Life under Corona as a complex task
The Corona virus has significantly changed our everyday life. Since 16 March 2020, regular classes as we know them no longer take place. Instead, the new directive was to make learning possible through various online options, which poses new challenges for teachers as well as students and their parents, and in a 5th grade in English in particular.
Life under Corona as a topic
At first I focused on revision assignments, but after the first week I slowly dared to develop new language issues and topics. Finally, as a final task before the Easter holidays, a complex task in mini-format seemed to make sense to me. The target product I defined was a short essay about the students’ typical daily routines, now that the schools are closed. However, this task could not only be smoothly integrated into the textbook unit and serve as a concluding step, but also seemed to make sense to me against the background of the current life, in which the students lack personal contact and exchange. Thus, the task of sharing their personal experiences gives the teacher insight into the students’ changed daily routines.
Course book texts as model texts
This task ties in directly with the previous work on Unit 2 of the textbook English G 21. In this unit, the textbook children have to write an essay about a typical day in their lives as a homework assignment (“A day in the life of …”). At the end of the unit, various sample essays written by the textbook children are presented which can be used as model texts to prepare the students for writing their own text. In addition to working on the content of the individual essays (ensuring comprehension), the main aim was to draw the pupils’ attention to the general linguistic and content criteria of such a text (see “Essay Experts Checklist” in the task material). Subsequently, I used a number of lexical exercises to recapitulate “Words to talk about my day”, which were introduced during the unit. The same applies to the grammatical rules for the formation of the simple present (main focus: third person -s).
Developing a task for digital distance learning
The complex task can be used well in the field of digital distance learning. As developed in the national research project „Leistung macht Schule/LemaS“ (excellence in school education), it is essential, apart from finding a topic, to design a task systematically in such a way that students can work as independently as possible. Thus, in addition to the topic of everyday life under corona conditions, considerations concerning the formats and linguistic devices (lexical and grammatical) are necessary for the students’ work on the task play a decisive role in developing the task. In this context, it is also important to anticipate possible problems and obstacles that the students might encounter, and to think about the help and support available to the students during the working process (scaffolding). Since distance learning does not allow direct teacher intervention and support as is possible in normal teaching, such anticipatory considerations are of essential importance.
Exchange via Class Notebook

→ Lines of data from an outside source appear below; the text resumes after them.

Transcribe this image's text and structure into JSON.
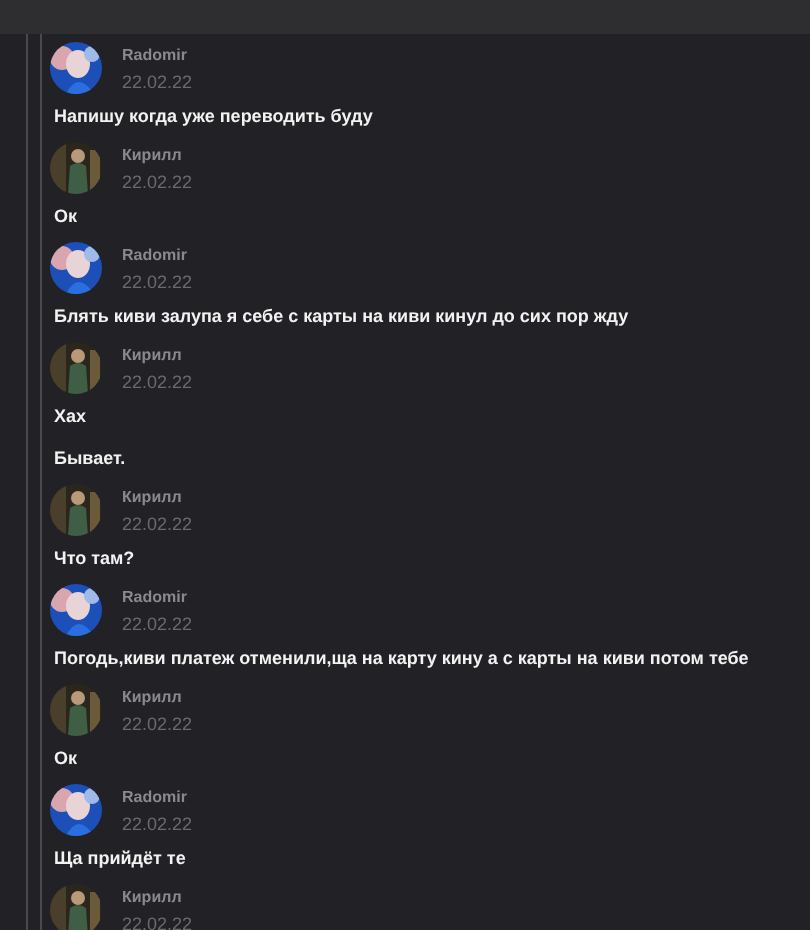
{
  "thread": [
    {
      "author": "Radomir",
      "date": "22.02.22",
      "avatar": {
        "kind": "picture"
      },
      "messages": [
        "Напишу когда уже переводить буду"
      ]
    },
    {
      "author": "Кирилл",
      "date": "22.02.22",
      "avatar": {
        "kind": "picture"
      },
      "messages": [
        "Ок"
      ]
    },
    {
      "author": "Radomir",
      "date": "22.02.22",
      "avatar": {
        "kind": "picture"
      },
      "messages": [
        "Блять киви залупа я себе с карты на киви кинул до сих пор жду"
      ]
    },
    {
      "author": "Кирилл",
      "date": "22.02.22",
      "avatar": {
        "kind": "picture"
      },
      "messages": [
        "Хах",
        "Бывает."
      ]
    },
    {
      "author": "Кирилл",
      "date": "22.02.22",
      "avatar": {
        "kind": "picture"
      },
      "messages": [
        "Что там?"
      ]
    },
    {
      "author": "Radomir",
      "date": "22.02.22",
      "avatar": {
        "kind": "picture"
      },
      "messages": [
        "Погодь,киви платеж отменили,ща на карту кину а с карты на киви потом тебе"
      ]
    },
    {
      "author": "Кирилл",
      "date": "22.02.22",
      "avatar": {
        "kind": "picture"
      },
      "messages": [
        "Ок"
      ]
    },
    {
      "author": "Radomir",
      "date": "22.02.22",
      "avatar": {
        "kind": "picture"
      },
      "messages": [
        "Ща прийдёт те"
      ]
    },
    {
      "author": "Кирилл",
      "date": "22.02.22",
      "avatar": {
        "kind": "picture"
      }
    }
  ]
}
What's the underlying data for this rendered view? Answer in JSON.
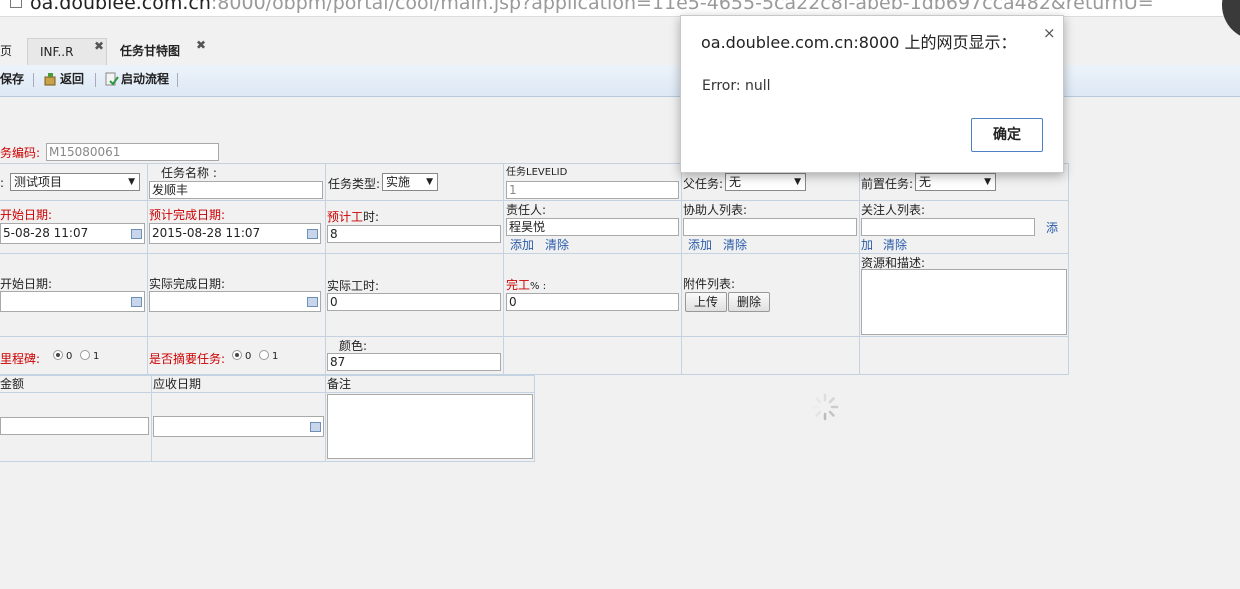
{
  "address_bar": {
    "host": "oa.doublee.com.cn",
    "rest": ":8000/obpm/portal/cool/main.jsp?application=11e5-4655-5ca22c8f-abeb-1db697cca482&returnU="
  },
  "tabs": [
    {
      "label": "页",
      "closable": false
    },
    {
      "label": "INF..R",
      "closable": true
    },
    {
      "label": "任务甘特图",
      "closable": true
    }
  ],
  "toolbar": {
    "save_label": "保存",
    "back_label": "返回",
    "start_flow_label": "启动流程"
  },
  "form": {
    "task_code": {
      "label": "务编码:",
      "value": "M15080061"
    },
    "project": {
      "value": "测试项目"
    },
    "task_name": {
      "label": "任务名称 :",
      "value": "发顺丰"
    },
    "task_type": {
      "label": "任务类型:",
      "value": "实施"
    },
    "task_level": {
      "label": "任务LEVELID",
      "value": "1"
    },
    "parent_task": {
      "label": "父任务:",
      "value": "无"
    },
    "pre_task": {
      "label": "前置任务:",
      "value": "无"
    },
    "plan_start": {
      "label": "开始日期:",
      "value": "5-08-28 11:07"
    },
    "plan_finish": {
      "label": "预计完成日期:",
      "value": "2015-08-28 11:07"
    },
    "plan_hours": {
      "label_a": "预计工",
      "label_b": "时:",
      "value": "8"
    },
    "owner": {
      "label": "责任人:",
      "value": "程昊悦",
      "add": "添加",
      "clear": "清除"
    },
    "assistants": {
      "label": "协助人列表:",
      "value": "",
      "add": "添加",
      "clear": "清除"
    },
    "watchers": {
      "label": "关注人列表:",
      "value": "",
      "add_tail": "添",
      "add": "加",
      "clear": "清除"
    },
    "actual_start": {
      "label": "开始日期:",
      "value": ""
    },
    "actual_finish": {
      "label": "实际完成日期:",
      "value": ""
    },
    "actual_hours": {
      "label": "实际工时:",
      "value": "0"
    },
    "complete_pct": {
      "label_a": "完工",
      "label_b": "% :",
      "value": "0"
    },
    "attachments": {
      "label": "附件列表:",
      "upload": "上传",
      "delete": "删除"
    },
    "resources": {
      "label": "资源和描述:"
    },
    "milestone": {
      "label": "里程碑:",
      "opt0": "0",
      "opt1": "1",
      "selected": "0"
    },
    "summary_task": {
      "label": "是否摘要任务:",
      "opt0": "0",
      "opt1": "1",
      "selected": "0"
    },
    "color": {
      "label": "颜色:",
      "value": "87"
    },
    "amount": {
      "label": "金额",
      "value": ""
    },
    "receivable_date": {
      "label": "应收日期",
      "value": ""
    },
    "remarks": {
      "label": "备注"
    }
  },
  "dialog": {
    "title": "oa.doublee.com.cn:8000 上的网页显示：",
    "message": "Error: null",
    "ok_label": "确定",
    "close_glyph": "×"
  },
  "colors": {
    "required_label": "#cc0000",
    "link": "#2a5cab",
    "toolbar_bg": "#e3ecf6"
  }
}
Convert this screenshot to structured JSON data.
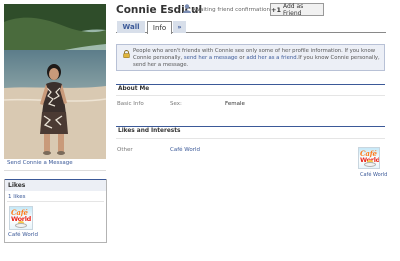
{
  "profile": {
    "name": "Connie Esdicul",
    "friend_status": "Awaiting friend confirmation",
    "add_friend_label": "Add as Friend"
  },
  "tabs": [
    {
      "label": "Wall",
      "active": false
    },
    {
      "label": "Info",
      "active": true
    },
    {
      "label": "»",
      "active": false
    }
  ],
  "privacy": {
    "text_1": "People who aren't friends with Connie see only some of her profile information. If you know Connie personally, ",
    "link_1": "send her a message",
    "text_2": " or ",
    "link_2": "add her as a friend",
    "text_3": ".If you know Connie personally, send her a message."
  },
  "left": {
    "send_message": "Send Connie a Message",
    "likes_title": "Likes",
    "likes_count": "1 likes",
    "liked_app": "Café World"
  },
  "about": {
    "title": "About Me",
    "basic_info_label": "Basic Info",
    "sex_label": "Sex:",
    "sex_value": "Female"
  },
  "interests": {
    "title": "Likes and Interests",
    "other_label": "Other",
    "other_value": "Café World",
    "app_caption": "Café World"
  },
  "logo_text": {
    "top": "Café",
    "bottom": "World"
  },
  "colors": {
    "link": "#3b5998",
    "tab_bg": "#d8dfea",
    "notice_bg": "#eceff6"
  }
}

The essay was supposed to be handwritten, revised and uploaded as a PDF or image file to the Class Notebook that I created for the learning group. The Class Notebook is divided into three areas (content library, space for collaboration, personal area), offers good conditions for digital distance learning. The personal area, to which only individual students and me as a teacher have access, offers the opportunity of direct teacher-student interaction in a protected space (uploading homework and individual feedback). In addition, the ‘space for collaboration’ area makes it possible to make the essays accessible to everyone, so that reading and exchange can be done, while in the content library I can provide new materials (documents, explanatory videos, pictures, etc.) for the students.
The convincing outcome of the students’ work has shown me that in the context of digital distance learning not only minor assignments and revision work are possible, but also more open, more complex task formats, also in terms of progressive learning. The decisive factors for success here are, however, anticipatory provisions in terms of language and content, of a clear structure of the task and of built-in help and support. Of course, the amount of preparatory work should not be underestimated – a time expenditure that is, however, worthwhile with regard to the results.